Clamp-Crushing versus stapler hepatectomy for transection of the parenchyma in elective hepatic resection (CRUNSH) - A randomized controlled trial (NCT01049607)
- Equal contributors
1 Department of General, Visceral and Transplant Surgery, University of Heidelberg, Germany
2 Institute of Medical Biometry and Informatics, University of Heidelberg, Germany
BMC Surgery 2011, 11:22 doi:10.1186/1471-2482-11-22Published: 4 September 2011
Hepatic resection is still associated with significant morbidity. Although the period of parenchymal transection presents a crucial step during the operation, uncertainty persists regarding the optimal technique of transection. It was the aim of the present randomized controlled trial to evaluate the efficacy and safety of hepatic resection using the technique of stapler hepatectomy compared to the simple clamp-crushing technique.

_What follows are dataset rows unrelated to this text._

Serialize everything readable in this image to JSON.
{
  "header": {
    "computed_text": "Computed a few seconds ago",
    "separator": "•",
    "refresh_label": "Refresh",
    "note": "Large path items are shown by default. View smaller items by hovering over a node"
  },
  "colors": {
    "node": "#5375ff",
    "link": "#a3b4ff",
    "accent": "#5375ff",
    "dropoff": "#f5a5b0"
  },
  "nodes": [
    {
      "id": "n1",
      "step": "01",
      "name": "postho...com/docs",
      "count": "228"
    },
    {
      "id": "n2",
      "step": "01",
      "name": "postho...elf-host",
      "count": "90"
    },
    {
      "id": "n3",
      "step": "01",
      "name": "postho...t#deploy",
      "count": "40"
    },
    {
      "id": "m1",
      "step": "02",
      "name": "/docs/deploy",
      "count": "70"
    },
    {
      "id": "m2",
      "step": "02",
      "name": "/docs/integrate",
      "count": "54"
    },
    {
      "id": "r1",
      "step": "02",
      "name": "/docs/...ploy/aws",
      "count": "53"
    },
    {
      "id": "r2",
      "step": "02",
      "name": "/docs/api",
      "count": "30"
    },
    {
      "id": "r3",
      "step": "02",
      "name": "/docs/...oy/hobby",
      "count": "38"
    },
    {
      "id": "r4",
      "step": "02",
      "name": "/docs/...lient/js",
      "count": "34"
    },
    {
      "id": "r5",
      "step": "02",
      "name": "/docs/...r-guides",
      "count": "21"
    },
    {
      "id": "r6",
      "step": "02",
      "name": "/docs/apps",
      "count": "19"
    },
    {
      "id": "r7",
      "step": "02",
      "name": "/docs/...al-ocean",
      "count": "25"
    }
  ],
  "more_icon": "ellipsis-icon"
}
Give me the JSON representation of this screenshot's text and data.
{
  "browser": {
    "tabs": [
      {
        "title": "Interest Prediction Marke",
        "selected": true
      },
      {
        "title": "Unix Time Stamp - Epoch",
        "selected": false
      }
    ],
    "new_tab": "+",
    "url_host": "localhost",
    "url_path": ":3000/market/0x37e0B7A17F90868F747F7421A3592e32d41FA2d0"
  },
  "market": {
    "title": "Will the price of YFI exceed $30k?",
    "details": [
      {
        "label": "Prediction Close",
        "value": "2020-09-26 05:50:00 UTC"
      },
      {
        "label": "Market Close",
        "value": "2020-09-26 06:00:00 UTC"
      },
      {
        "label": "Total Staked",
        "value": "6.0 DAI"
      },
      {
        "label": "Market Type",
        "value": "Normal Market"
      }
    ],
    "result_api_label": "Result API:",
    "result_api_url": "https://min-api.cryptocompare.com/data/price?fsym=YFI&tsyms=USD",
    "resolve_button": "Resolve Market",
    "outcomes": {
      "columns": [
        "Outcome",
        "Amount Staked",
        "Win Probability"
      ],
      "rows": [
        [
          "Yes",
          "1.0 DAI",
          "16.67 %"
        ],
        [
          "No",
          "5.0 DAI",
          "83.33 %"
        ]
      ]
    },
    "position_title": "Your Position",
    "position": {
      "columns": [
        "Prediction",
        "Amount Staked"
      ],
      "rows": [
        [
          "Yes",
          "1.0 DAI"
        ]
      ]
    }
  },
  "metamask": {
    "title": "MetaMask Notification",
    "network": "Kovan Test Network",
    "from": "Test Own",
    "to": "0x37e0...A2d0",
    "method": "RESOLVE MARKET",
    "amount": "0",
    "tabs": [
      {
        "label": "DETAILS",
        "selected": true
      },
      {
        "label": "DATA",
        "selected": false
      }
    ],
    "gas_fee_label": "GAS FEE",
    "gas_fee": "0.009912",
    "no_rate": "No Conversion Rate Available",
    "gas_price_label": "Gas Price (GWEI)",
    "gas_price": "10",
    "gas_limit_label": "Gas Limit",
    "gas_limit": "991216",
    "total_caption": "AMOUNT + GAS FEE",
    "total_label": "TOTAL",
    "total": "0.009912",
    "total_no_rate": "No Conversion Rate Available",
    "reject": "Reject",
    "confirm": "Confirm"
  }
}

The CRUNSH Trial is a prospective randomized controlled single-center trial with a two-group parallel design. Patients scheduled for elective hepatic resection without extrahepatic resection at the Department of General-, Visceral- and Transplantation Surgery, University of Heidelberg are enrolled into the trial and randomized intraoperatively to hepatic resection by the clamp-crushing technique and stapler hepatectomy, respectively. The primary endpoint is total intraoperative blood loss. A set of general and surgical variables are documented as secondary endpoints. Patients and outcome-assessors are blinded for the treatment intervention.
The CRUNSH Trial is the first randomized controlled trial to evaluate efficacy and safety of stapler hepatectomy compared to the clamp-crushing technique for parenchymal transection during elective hepatic resection.